▶ Task statement:
Lines that include the string "tape" are the ones to copy from the entries below.

Page and application data records
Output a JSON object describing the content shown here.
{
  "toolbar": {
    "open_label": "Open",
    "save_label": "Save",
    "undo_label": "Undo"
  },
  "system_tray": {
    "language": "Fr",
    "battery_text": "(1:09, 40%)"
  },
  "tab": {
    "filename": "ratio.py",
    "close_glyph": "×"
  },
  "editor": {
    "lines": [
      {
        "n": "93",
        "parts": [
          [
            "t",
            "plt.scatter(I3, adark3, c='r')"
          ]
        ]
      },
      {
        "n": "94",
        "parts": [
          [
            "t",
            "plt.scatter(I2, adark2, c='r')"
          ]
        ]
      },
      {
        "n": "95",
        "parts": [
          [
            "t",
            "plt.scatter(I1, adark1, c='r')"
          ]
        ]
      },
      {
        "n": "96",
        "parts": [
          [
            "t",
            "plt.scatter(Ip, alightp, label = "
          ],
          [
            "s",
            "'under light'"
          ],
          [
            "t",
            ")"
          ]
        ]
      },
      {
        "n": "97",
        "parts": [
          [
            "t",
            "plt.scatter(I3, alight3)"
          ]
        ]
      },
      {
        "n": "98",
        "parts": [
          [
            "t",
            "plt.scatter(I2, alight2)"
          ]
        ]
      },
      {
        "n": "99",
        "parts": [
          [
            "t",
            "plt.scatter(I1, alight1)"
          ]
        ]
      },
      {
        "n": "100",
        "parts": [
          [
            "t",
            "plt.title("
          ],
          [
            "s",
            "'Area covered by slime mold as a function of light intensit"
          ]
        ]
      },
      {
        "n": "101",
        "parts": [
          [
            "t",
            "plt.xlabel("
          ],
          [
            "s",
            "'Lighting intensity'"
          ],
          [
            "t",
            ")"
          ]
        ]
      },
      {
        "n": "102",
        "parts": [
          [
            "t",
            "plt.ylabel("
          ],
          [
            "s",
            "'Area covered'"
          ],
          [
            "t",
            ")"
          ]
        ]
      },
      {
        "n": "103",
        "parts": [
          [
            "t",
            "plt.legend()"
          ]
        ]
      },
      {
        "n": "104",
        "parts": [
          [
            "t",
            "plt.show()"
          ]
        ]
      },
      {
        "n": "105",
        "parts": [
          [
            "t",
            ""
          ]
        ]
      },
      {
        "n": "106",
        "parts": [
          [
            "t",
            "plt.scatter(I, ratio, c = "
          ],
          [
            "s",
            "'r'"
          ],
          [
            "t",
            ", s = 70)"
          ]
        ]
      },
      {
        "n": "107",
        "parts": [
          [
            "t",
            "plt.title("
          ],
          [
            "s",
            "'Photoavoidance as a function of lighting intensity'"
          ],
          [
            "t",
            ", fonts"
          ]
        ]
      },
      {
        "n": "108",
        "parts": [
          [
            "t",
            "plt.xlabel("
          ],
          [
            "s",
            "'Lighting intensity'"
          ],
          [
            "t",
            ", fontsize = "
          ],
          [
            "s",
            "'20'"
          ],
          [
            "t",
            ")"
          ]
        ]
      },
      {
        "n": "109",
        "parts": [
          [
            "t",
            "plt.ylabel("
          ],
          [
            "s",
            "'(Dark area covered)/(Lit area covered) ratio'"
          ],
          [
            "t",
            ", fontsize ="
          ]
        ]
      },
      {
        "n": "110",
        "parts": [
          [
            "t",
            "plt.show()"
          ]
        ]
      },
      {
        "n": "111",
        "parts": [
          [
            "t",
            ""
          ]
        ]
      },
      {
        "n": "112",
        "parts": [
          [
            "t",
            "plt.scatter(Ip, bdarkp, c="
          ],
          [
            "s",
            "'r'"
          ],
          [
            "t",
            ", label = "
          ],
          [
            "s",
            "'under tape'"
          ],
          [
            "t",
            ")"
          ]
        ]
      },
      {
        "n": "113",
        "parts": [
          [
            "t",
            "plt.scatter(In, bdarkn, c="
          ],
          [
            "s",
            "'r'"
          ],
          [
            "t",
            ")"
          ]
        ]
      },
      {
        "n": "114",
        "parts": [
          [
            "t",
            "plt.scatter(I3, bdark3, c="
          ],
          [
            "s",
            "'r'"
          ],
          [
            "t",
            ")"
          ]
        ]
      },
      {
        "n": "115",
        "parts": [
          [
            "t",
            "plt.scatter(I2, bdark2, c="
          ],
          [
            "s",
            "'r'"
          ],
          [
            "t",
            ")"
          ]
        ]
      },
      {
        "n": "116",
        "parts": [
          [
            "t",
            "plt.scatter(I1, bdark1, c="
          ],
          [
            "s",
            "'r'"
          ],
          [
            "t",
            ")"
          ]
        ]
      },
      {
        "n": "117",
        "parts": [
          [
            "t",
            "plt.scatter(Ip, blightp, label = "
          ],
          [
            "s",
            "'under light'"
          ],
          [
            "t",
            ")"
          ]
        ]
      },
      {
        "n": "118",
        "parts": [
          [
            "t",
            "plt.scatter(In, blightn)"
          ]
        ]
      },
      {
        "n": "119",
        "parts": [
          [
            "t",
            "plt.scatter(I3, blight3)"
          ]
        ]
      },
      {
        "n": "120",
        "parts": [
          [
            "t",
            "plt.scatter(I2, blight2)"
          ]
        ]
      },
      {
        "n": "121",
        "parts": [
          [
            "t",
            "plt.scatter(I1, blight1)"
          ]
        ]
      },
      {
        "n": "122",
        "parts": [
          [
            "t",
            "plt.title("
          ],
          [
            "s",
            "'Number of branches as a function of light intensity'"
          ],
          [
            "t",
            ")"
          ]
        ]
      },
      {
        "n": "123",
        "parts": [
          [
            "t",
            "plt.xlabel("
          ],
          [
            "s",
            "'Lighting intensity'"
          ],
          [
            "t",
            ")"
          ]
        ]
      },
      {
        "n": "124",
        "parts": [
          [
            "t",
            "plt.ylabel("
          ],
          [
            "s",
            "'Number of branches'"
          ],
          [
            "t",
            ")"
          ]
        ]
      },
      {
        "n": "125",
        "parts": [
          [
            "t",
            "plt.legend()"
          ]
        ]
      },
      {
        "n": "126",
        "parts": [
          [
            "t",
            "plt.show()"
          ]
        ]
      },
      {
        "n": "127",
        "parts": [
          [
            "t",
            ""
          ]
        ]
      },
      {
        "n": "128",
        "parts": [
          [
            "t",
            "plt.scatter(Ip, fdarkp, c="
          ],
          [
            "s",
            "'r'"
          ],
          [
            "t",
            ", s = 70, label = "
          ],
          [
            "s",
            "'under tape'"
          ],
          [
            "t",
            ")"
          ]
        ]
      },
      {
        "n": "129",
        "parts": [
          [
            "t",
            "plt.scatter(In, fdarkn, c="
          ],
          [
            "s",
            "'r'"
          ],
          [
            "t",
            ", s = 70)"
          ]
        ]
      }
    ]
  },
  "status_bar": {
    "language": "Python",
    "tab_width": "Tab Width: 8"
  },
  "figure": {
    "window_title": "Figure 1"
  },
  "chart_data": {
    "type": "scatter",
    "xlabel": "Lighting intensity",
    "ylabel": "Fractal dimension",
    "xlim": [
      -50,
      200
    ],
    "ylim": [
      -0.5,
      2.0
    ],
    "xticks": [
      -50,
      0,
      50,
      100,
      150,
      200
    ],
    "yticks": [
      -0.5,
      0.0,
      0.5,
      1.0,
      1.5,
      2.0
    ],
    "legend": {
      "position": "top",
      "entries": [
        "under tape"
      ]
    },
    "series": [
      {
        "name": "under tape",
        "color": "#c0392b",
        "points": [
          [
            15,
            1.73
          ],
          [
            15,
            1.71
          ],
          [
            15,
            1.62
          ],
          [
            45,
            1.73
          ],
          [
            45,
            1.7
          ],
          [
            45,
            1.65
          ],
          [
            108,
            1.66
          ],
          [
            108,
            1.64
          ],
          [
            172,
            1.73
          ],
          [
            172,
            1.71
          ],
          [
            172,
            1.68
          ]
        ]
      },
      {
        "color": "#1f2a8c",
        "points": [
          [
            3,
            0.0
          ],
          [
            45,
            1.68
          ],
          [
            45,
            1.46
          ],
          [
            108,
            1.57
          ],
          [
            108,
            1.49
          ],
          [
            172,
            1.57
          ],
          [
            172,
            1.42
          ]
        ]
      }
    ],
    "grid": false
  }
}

▶ Task response:
            "'under tape'"
            "'under tape'"
        "under tape"
        "name": "under tape",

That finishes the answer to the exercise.